The GOP Tax Plan Includes One Really Good Idea

Travis Waldron
The House GOP tax reform plan proposes eliminating a provision that has encouraged state and local governments to put billions of dollars in public tax money toward new sports stadiums. (John Sleezer/Kansas City Star via Getty Images)

WASHINGTON ― For three decades, wealthy sports owners have benefited from an obscure provision in federal tax law that has encouraged state and local governments to put billions of dollars in public tax money toward the construction of lavish new sports stadiums.

But if House Republicans get their way, that will no longer be the case.

The House GOP tax reform plan unveiled Thursday proposes eliminating the provision, which provides a federal tax exemption on the bonds states and municipalities use to finance sports stadium construction. The exemption, through discounted interest rates on the bonds, has put federal taxpayers on the hook for financing new stadiums across the country, costing them nearly $4 billion since 2000, according to a 2012 Bloomberg analysis.

Under the House GOP plan, the interest on bonds that finance the construction or renovation of any stadium used for “professional sports exhibitions, games or training” at least five days a year would be subject to federal taxes.

Unlike most of the other aspects of the House GOP’s tax plan, the elimination of the stadium provision likely has bipartisan support. Republican tax leaders have included its elimination in past proposals, and former President Barack Obama sought to ax the same subsidy in each of his final two budgets.

The tax exemption is a product of the last major reform effort ― the 1986 Tax Reform Act, whose authors thought it would create a disincentive for states and cities when it came to throwing public money at sports stadiums. The idea was that debt requirements tied to the bonds would keep states from raising taxes or dipping into public coffers, but the result was almost entirely the opposite: The past 30 years have seen a boom in new stadium construction, with nearly every facility receiving some form of tax subsidy from cities attracted to the idea of cheap bond investment. 

It is common practice for the federal government to provide tax exemptions on state and local bonds that finance public purpose projects. But so-called private activity bonds, like those used to finance stadiums, are supposed to meet certain criteria outlined in the 1986 reform plan to get the same treatment. For stadiums specifically, no more than 10 percent of their debt can be repaid with revenues created inside the facility, and no more than 10 percent of an arena’s or stadium’s use can be for private business purposes.

Stadiums rarely meet those criteria, but in part because teams have manipulated revenue figures, they have continued to receive tax-exempt bonds anyway ― a practice that has amounted to a direct handout to wealthy sports owners who are the primary beneficiaries of the facilities. New stadiums and arenas, for instance, have helped double the average value of professional sports franchises across the four major American sports leagues over the past two decades, according to Bloomberg.

Eliminating the exemption won’t put an end to the public financing of sports stadiums, as state and local governments could still fund them with tax money. In theory, however, repealing the exemption would increase the cost of financing stadiums for states and municipalities, perhaps limiting how much they are willing to give them.
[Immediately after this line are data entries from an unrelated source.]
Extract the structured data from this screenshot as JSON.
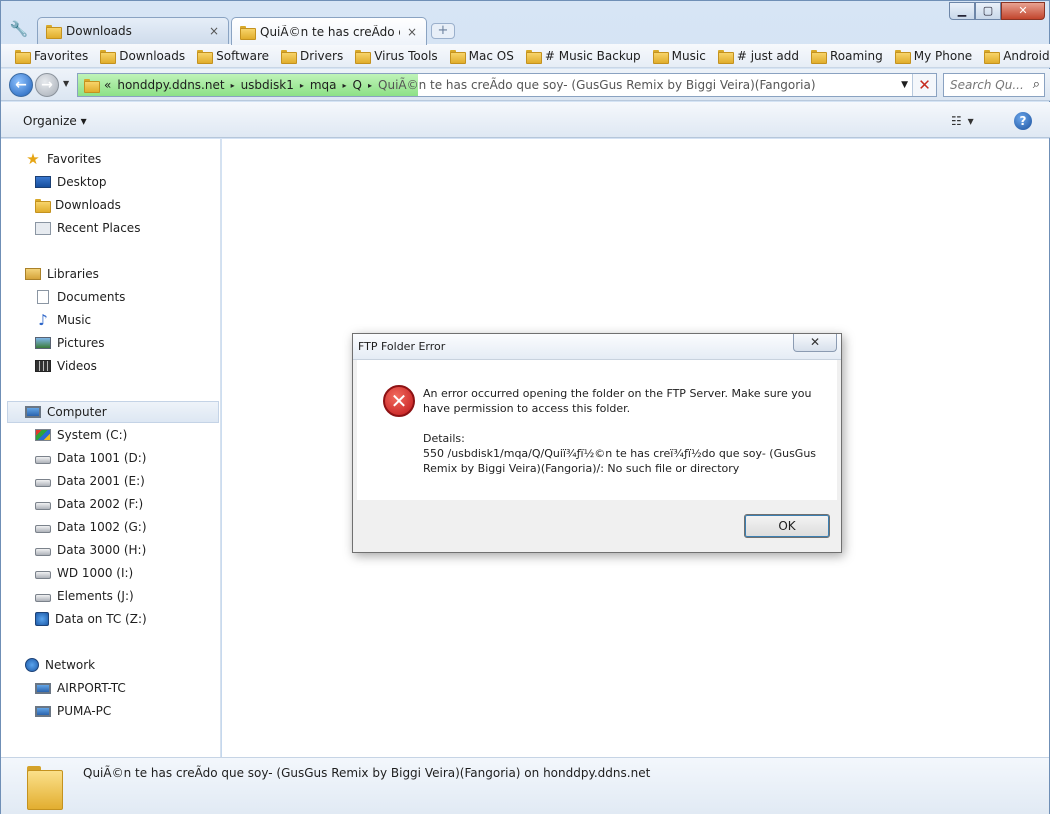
{
  "tabs": [
    {
      "label": "Downloads",
      "close": "×"
    },
    {
      "label": "QuiÃ©n te has creÃ­do que soy- (GusGus Remix by Biggi Veira)(Fangoria)",
      "close": "×"
    }
  ],
  "new_tab_symbol": "+",
  "window_controls": {
    "minimize": "▁",
    "maximize": "▢",
    "close": "✕"
  },
  "bookmarks": [
    "Favorites",
    "Downloads",
    "Software",
    "Drivers",
    "Virus Tools",
    "Mac OS",
    "# Music Backup",
    "Music",
    "# just add",
    "Roaming",
    "My Phone",
    "Android"
  ],
  "address": {
    "prefix": "«",
    "crumbs": [
      "honddpy.ddns.net",
      "usbdisk1",
      "mqa",
      "Q",
      "QuiÃ©n te has creÃ­do que soy- (GusGus Remix by Biggi Veira)(Fangoria)"
    ],
    "separator": "▸",
    "clear": "✕"
  },
  "search": {
    "placeholder": "Search Qu..."
  },
  "commandbar": {
    "organize": "Organize ▾",
    "view": "☷ ▾",
    "help": "?"
  },
  "navpane": {
    "favorites": {
      "label": "Favorites",
      "items": [
        "Desktop",
        "Downloads",
        "Recent Places"
      ]
    },
    "libraries": {
      "label": "Libraries",
      "items": [
        "Documents",
        "Music",
        "Pictures",
        "Videos"
      ]
    },
    "computer": {
      "label": "Computer",
      "items": [
        "System (C:)",
        "Data 1001 (D:)",
        "Data 2001 (E:)",
        "Data 2002 (F:)",
        "Data 1002 (G:)",
        "Data 3000 (H:)",
        "WD 1000 (I:)",
        "Elements (J:)",
        "Data on TC (Z:)"
      ]
    },
    "network": {
      "label": "Network",
      "items": [
        "AIRPORT-TC",
        "PUMA-PC"
      ]
    }
  },
  "details": {
    "text": "QuiÃ©n te has creÃ­do que soy- (GusGus Remix by Biggi Veira)(Fangoria) on honddpy.ddns.net"
  },
  "dialog": {
    "title": "FTP Folder Error",
    "close": "✕",
    "message": "An error occurred opening the folder on the FTP Server.  Make sure you have permission to access this folder.",
    "details_label": "Details:",
    "details_text": "550 /usbdisk1/mqa/Q/Quiï¾ƒï½©n te has creï¾ƒï½­do que soy- (GusGus Remix by Biggi Veira)(Fangoria)/: No such file or directory",
    "error_symbol": "✕",
    "ok_label": "OK"
  }
}
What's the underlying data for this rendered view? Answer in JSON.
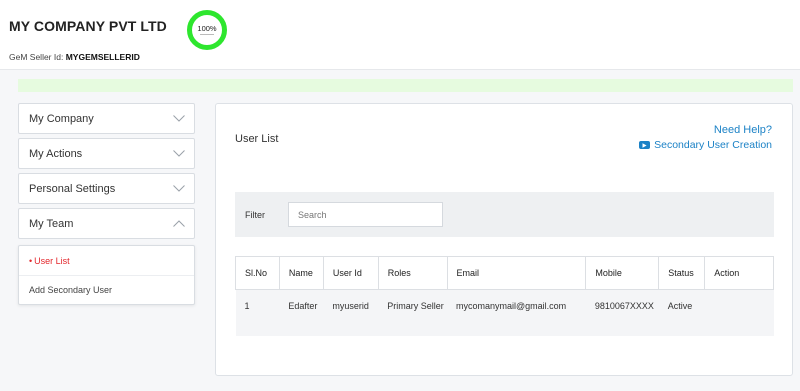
{
  "header": {
    "company_name": "MY COMPANY PVT LTD",
    "seller_id_label": "GeM Seller Id:",
    "seller_id_value": "MYGEMSELLERID",
    "profile_completion": "100%"
  },
  "sidebar": {
    "items": [
      {
        "label": "My Company",
        "expanded": false
      },
      {
        "label": "My Actions",
        "expanded": false
      },
      {
        "label": "Personal Settings",
        "expanded": false
      },
      {
        "label": "My Team",
        "expanded": true
      }
    ],
    "team_submenu": [
      {
        "label": "User List",
        "active": true
      },
      {
        "label": "Add Secondary User",
        "active": false
      }
    ]
  },
  "panel": {
    "title": "User List",
    "help_title": "Need Help?",
    "help_link": "Secondary User Creation",
    "filter_label": "Filter",
    "search_placeholder": "Search"
  },
  "table": {
    "headers": [
      "Sl.No",
      "Name",
      "User Id",
      "Roles",
      "Email",
      "Mobile",
      "Status",
      "Action"
    ],
    "rows": [
      {
        "sl": "1",
        "name": "Edafter",
        "user_id": "myuserid",
        "roles": "Primary Seller",
        "email": "mycomanymail@gmail.com",
        "mobile": "9810067XXXX",
        "status": "Active",
        "action": ""
      }
    ]
  },
  "colors": {
    "accent": "#1c82c6",
    "progress": "#2ee62e",
    "active_menu": "#e3262b",
    "banner": "#e6fbdf"
  }
}
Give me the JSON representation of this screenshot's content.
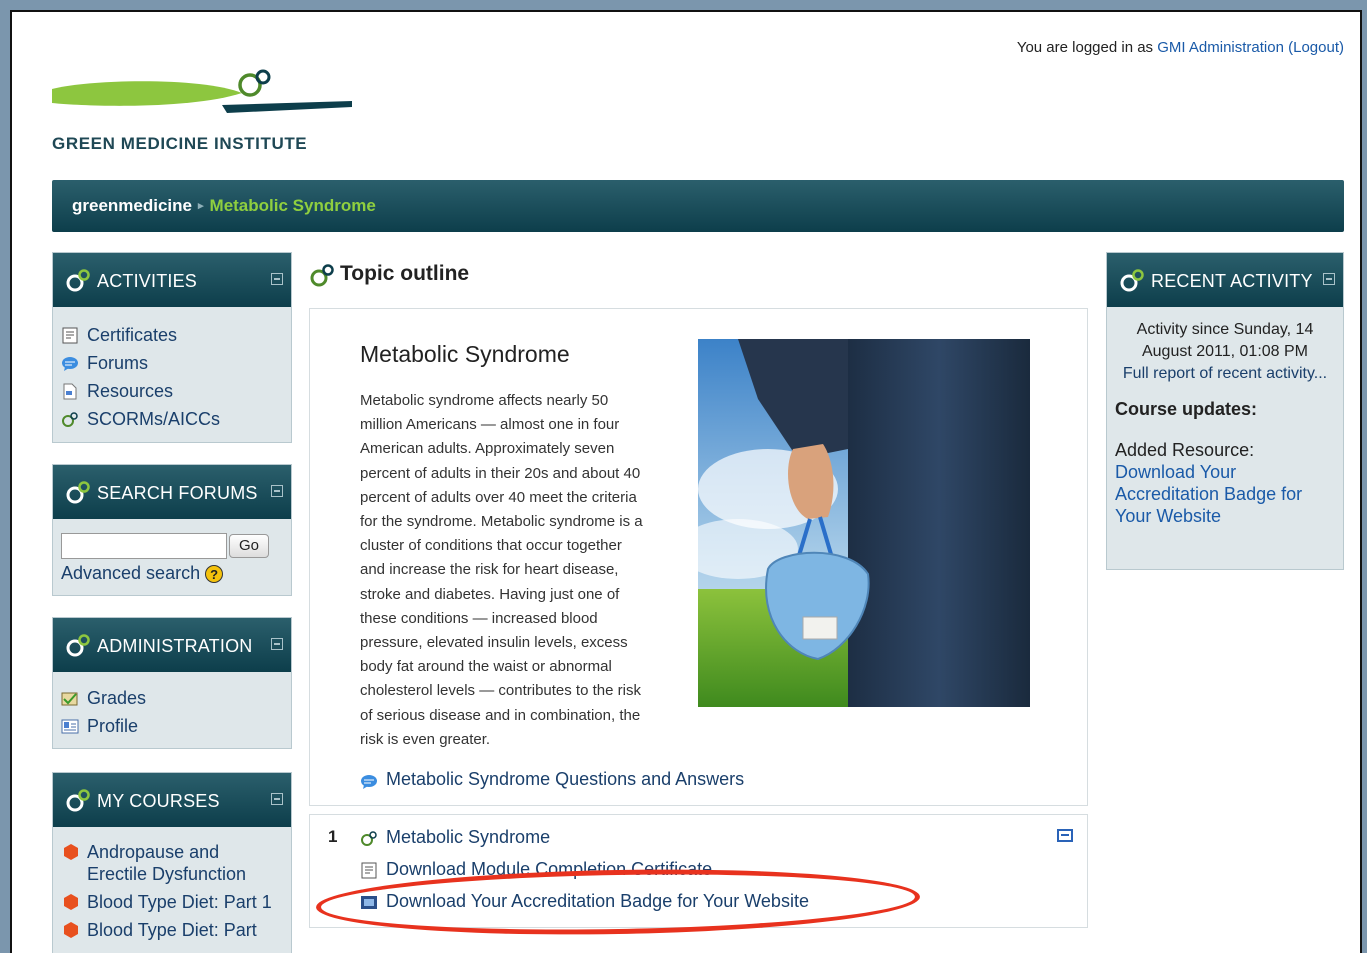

It would also remove federal taxpayers from the equation, as the U.S. government would no longer be involved in subsidizing stadium construction.

The savings from eliminating the provision are relatively meager ― an estimated $200 million over the next decade, according to Congress’ Joint Committee on Taxation. In an analysis of Obama’s budget proposals, the Treasury previously estimated that repealing the exemption would save $542 million.

But economists and tax experts have long called for eliminating the exemption under the argument that it unnecessarily puts public money behind projects that have little public benefit. Most economic studies have found that the costs of stadiums almost always exceed the benefits they provide to taxpayers or local communities.

“Perfect,” Dennis Zimmerman, a former Congressional Research Service economist who recommended the exemption’s repeal in 1996, said when Obama first proposed nixing it in 2015. “You couldn’t do it any better if you believe like I do that we should not finance these things with tax-exempt debt.”

Owners and their leagues, however, may not see it that way. Federal records show that Major League Baseball, for instance, has spent nearly $1 million lobbying Congress this year, including on “issues related to tax reform” and “issues related to stadium construction.” The NFL, meanwhile, has spent nearly $600,000 total lobbying Congress, with tax reform-related issues a part of its focus as well.

Neither league immediately responded to requests for comment about their position on the stadium provision or whether their tax-related lobbying had concerned that specific proposal. Lobbying records show that neither the National Basketball Association nor the National Hockey League have lobbied Congress on tax-related issues this year.

  • This article originally appeared on HuffPost.